**TASK:**
Where a line below contains "JSON", count it. Reply with the total only.

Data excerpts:
● ● ● ● ●

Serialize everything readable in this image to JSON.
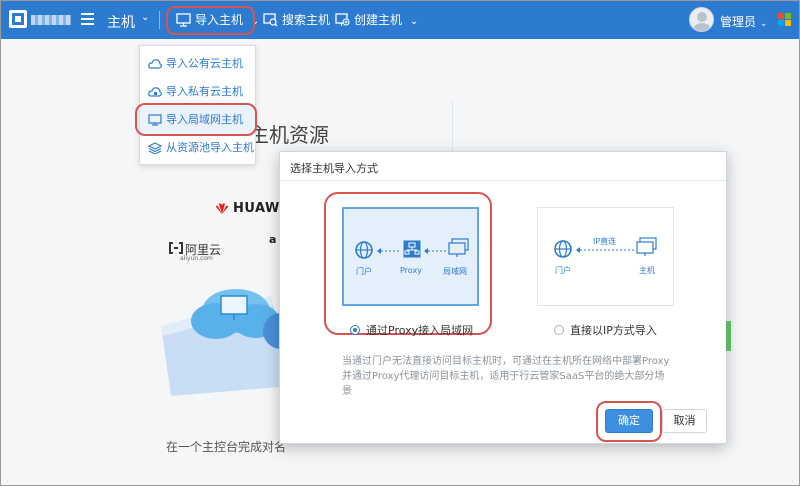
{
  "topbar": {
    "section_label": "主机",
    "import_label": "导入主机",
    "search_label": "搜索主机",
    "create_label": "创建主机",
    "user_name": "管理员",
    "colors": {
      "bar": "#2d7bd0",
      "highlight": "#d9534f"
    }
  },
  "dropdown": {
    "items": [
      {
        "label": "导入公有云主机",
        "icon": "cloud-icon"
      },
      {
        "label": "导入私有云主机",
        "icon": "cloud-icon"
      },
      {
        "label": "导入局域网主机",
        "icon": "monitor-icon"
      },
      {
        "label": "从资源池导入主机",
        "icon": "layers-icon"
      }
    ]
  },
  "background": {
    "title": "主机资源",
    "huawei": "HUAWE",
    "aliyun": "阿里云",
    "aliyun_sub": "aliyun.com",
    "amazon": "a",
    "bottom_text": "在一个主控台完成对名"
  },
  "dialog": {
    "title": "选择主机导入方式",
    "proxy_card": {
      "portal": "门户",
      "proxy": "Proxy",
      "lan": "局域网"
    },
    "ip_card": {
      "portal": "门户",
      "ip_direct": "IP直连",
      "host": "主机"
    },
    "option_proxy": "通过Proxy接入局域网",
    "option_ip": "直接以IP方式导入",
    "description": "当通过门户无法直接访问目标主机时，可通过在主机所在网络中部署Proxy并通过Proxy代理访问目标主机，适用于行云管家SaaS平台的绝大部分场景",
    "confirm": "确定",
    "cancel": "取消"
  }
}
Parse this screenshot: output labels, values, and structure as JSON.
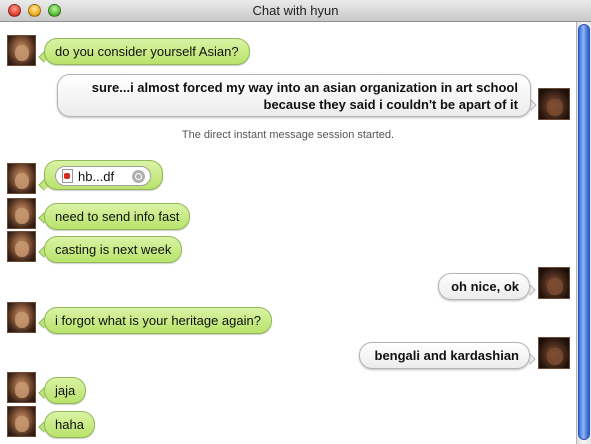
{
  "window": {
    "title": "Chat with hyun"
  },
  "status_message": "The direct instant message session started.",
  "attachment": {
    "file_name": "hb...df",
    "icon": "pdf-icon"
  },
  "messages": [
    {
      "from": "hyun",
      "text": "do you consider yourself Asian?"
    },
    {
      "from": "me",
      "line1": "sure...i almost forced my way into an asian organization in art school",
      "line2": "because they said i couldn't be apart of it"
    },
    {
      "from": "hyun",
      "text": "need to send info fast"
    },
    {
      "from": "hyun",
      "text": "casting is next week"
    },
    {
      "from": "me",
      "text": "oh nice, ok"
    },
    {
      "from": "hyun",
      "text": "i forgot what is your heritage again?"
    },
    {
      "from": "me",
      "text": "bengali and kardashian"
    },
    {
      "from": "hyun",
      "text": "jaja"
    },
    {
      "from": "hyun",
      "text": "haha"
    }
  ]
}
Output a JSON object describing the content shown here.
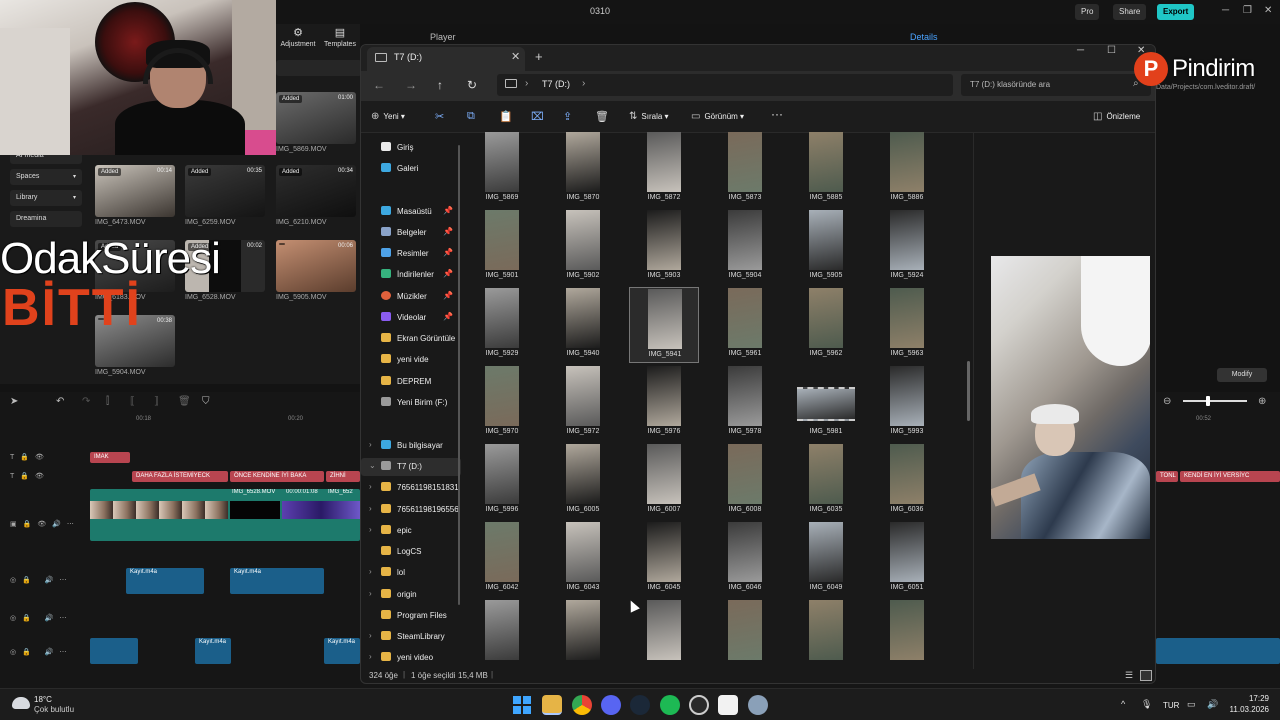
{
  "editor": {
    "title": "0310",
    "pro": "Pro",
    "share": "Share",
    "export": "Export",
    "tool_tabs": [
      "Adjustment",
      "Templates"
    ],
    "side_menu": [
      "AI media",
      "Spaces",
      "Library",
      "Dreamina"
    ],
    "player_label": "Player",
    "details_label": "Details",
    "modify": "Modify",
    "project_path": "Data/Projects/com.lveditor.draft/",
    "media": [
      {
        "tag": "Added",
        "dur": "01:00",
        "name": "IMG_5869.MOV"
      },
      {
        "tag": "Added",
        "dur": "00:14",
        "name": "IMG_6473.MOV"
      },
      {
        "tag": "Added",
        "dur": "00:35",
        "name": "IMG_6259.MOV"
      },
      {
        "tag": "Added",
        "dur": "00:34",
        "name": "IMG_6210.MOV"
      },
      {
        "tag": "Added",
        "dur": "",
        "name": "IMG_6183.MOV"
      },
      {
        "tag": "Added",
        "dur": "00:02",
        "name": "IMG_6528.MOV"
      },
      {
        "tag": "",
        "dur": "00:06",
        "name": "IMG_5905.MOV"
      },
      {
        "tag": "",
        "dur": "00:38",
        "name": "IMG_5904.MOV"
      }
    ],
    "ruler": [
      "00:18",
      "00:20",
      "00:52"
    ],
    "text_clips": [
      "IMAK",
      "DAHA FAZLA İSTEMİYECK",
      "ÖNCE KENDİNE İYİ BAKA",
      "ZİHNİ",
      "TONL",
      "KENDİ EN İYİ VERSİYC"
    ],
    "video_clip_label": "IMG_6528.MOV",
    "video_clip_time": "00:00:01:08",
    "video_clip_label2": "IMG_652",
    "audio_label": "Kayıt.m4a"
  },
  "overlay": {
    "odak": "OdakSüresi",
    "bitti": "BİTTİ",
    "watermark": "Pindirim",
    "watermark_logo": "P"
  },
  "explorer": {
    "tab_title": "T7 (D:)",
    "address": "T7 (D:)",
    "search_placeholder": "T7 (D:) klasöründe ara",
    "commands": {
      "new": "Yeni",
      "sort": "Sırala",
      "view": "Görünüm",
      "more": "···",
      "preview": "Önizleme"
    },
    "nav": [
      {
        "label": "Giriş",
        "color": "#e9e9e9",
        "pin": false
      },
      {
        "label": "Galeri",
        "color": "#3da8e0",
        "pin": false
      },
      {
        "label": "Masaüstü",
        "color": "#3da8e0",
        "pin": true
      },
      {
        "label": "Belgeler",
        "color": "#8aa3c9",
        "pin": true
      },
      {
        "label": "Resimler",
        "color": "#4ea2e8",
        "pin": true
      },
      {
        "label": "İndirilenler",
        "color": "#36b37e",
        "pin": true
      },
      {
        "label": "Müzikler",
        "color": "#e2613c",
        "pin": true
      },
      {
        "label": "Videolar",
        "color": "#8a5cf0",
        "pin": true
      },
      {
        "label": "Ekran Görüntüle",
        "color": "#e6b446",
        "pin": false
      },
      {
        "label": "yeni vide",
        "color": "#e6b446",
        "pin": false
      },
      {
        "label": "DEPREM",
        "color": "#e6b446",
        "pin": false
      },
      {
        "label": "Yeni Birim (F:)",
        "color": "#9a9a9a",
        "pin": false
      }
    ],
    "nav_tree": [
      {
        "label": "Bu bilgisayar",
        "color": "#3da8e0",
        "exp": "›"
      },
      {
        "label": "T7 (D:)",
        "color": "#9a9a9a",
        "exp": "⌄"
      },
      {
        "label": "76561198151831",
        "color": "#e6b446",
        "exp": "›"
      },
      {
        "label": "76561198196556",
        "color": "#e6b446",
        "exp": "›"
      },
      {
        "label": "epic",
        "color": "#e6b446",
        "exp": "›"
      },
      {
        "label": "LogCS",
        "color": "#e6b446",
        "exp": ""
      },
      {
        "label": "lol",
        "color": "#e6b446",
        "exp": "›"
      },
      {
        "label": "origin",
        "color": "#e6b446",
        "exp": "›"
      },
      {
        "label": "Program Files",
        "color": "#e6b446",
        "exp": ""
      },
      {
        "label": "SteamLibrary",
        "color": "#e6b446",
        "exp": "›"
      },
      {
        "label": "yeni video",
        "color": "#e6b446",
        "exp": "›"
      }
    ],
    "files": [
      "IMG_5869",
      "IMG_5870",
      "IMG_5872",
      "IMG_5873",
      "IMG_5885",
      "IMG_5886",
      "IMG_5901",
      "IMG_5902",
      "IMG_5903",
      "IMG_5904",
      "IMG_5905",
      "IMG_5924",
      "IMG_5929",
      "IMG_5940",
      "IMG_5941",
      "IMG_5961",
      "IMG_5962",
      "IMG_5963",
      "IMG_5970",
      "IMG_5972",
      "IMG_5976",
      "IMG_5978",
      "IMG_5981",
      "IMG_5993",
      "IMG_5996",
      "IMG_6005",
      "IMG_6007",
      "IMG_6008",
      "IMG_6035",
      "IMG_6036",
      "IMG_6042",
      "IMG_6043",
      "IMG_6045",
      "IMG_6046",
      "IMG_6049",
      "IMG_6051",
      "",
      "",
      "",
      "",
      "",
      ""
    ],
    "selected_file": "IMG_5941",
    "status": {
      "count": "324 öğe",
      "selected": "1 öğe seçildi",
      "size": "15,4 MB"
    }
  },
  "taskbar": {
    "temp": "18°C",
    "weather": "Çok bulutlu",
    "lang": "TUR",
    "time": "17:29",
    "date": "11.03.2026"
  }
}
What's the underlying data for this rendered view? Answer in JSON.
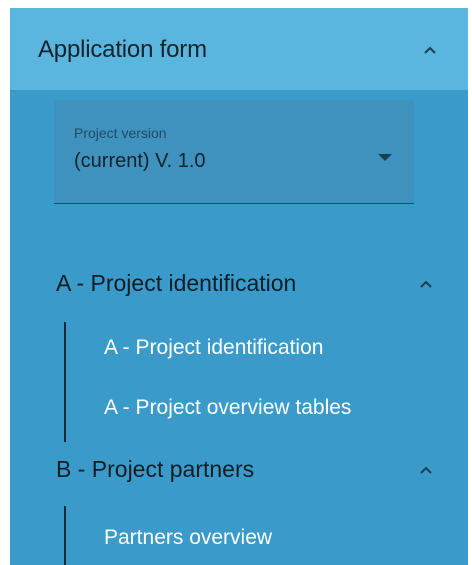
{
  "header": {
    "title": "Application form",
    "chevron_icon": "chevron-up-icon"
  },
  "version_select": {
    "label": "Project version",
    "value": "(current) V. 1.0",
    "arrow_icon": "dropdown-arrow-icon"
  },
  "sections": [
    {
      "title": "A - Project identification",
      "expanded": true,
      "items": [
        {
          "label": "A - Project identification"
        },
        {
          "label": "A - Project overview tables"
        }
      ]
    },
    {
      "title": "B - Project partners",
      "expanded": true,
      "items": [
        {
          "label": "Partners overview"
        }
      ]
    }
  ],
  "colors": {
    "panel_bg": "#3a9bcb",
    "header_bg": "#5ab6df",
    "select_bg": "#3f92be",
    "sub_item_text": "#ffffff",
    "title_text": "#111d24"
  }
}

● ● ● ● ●

**RESPONSE:**
4